──────── MATERIAL FOR THE TASK ────────

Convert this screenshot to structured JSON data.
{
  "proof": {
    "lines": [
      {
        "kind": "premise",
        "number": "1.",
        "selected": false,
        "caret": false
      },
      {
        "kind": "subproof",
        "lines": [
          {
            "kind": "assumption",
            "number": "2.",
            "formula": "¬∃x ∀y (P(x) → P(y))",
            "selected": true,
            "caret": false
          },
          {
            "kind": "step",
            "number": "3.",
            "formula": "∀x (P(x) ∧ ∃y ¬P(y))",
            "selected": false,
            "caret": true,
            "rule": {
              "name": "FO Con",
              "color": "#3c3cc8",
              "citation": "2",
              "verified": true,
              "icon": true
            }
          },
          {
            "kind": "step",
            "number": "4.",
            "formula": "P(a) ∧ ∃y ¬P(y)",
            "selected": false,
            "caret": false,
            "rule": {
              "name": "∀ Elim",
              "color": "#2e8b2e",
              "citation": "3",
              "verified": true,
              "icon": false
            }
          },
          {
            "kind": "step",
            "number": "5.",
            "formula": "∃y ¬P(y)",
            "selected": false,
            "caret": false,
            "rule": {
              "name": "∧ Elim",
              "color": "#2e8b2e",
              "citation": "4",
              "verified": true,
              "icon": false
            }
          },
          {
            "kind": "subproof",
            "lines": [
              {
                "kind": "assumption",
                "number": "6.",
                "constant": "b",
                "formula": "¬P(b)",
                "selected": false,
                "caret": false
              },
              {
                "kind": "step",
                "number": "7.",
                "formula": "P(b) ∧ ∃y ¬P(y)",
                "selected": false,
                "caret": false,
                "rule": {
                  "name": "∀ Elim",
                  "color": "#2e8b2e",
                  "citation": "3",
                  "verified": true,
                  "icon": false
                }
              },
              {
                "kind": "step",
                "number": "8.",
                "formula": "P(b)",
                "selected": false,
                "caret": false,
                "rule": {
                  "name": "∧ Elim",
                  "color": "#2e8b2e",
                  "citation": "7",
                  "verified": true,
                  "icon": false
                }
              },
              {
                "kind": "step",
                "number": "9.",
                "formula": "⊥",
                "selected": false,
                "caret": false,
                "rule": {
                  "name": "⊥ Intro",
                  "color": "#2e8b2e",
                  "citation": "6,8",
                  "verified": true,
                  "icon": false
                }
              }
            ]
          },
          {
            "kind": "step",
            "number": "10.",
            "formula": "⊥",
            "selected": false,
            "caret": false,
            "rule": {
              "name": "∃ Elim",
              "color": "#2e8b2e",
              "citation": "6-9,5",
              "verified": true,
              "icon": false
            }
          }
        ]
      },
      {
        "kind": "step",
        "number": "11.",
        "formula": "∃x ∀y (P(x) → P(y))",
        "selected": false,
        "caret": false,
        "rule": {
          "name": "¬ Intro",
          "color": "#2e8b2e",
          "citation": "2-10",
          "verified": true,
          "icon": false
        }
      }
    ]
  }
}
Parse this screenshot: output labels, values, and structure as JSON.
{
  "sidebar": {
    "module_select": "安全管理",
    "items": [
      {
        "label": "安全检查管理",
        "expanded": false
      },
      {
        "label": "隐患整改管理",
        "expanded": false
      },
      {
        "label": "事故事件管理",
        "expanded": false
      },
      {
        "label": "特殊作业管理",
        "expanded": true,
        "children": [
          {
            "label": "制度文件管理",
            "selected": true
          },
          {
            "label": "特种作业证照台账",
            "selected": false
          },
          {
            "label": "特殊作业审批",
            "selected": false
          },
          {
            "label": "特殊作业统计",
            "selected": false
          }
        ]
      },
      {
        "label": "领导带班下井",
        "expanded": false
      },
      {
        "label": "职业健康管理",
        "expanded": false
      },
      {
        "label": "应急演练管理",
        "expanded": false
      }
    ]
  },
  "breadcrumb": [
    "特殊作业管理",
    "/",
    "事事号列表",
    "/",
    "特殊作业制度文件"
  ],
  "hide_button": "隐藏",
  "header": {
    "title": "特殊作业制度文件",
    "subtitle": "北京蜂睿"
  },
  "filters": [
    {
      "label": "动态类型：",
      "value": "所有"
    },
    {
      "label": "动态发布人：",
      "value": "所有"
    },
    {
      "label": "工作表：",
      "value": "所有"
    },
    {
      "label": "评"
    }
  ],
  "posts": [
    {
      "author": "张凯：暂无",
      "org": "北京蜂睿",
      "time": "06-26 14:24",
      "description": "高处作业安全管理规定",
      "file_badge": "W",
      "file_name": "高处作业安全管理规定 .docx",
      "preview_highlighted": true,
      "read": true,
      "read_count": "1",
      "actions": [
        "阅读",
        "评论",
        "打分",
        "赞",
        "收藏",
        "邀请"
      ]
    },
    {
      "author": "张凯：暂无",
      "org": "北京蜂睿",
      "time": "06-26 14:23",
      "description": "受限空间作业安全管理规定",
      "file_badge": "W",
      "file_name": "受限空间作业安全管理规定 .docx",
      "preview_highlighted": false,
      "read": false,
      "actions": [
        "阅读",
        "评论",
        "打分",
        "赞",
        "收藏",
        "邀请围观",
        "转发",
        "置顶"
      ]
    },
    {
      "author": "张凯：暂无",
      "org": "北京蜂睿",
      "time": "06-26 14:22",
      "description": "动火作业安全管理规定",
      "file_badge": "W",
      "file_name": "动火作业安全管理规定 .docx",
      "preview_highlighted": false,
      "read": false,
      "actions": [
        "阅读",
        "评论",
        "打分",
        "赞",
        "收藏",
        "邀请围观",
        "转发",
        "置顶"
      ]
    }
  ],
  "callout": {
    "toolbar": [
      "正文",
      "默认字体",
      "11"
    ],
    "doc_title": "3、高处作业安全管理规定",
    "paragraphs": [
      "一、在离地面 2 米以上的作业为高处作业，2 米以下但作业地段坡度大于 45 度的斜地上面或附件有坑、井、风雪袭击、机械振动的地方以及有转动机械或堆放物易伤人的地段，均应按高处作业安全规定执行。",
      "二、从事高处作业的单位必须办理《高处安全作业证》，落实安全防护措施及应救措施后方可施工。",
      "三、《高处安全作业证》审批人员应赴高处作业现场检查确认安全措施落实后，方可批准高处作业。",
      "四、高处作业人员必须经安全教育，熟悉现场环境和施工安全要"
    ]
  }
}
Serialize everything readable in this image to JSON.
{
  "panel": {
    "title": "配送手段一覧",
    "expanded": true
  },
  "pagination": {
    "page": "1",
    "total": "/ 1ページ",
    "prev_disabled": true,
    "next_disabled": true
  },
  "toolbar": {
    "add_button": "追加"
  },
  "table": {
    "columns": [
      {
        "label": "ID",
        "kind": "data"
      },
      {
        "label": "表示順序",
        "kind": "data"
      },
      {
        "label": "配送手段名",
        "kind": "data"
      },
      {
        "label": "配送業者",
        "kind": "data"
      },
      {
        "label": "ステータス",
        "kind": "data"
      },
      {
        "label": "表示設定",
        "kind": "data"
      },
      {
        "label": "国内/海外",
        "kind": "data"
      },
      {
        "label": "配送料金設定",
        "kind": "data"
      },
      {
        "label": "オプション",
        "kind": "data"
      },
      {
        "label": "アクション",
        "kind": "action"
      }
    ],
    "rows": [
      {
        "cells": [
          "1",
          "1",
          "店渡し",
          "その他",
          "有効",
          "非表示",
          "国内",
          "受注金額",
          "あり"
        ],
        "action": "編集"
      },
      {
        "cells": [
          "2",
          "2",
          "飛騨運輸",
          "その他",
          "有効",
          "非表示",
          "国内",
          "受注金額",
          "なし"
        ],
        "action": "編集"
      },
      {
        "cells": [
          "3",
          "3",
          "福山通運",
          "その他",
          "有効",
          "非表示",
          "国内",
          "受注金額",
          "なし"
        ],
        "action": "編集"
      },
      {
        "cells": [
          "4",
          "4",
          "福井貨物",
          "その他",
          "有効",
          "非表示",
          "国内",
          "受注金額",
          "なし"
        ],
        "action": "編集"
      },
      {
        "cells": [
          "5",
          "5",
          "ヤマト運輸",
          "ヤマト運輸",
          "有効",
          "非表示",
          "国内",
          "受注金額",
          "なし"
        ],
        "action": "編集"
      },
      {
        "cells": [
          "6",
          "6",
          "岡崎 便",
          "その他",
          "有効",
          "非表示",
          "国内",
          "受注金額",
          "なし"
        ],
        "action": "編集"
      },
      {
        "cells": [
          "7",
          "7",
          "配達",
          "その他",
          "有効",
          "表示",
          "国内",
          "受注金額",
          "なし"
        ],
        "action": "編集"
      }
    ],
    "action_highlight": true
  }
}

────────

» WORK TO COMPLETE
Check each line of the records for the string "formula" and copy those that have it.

» ANSWER TO THIS TASK
            "formula": "¬∃x ∀y (P(x) → P(y))",
            "formula": "∀x (P(x) ∧ ∃y ¬P(y))",
            "formula": "P(a) ∧ ∃y ¬P(y)",
            "formula": "∃y ¬P(y)",
                "formula": "¬P(b)",
                "formula": "P(b) ∧ ∃y ¬P(y)",
                "formula": "P(b)",
                "formula": "⊥",
            "formula": "⊥",
        "formula": "∃x ∀y (P(x) → P(y))",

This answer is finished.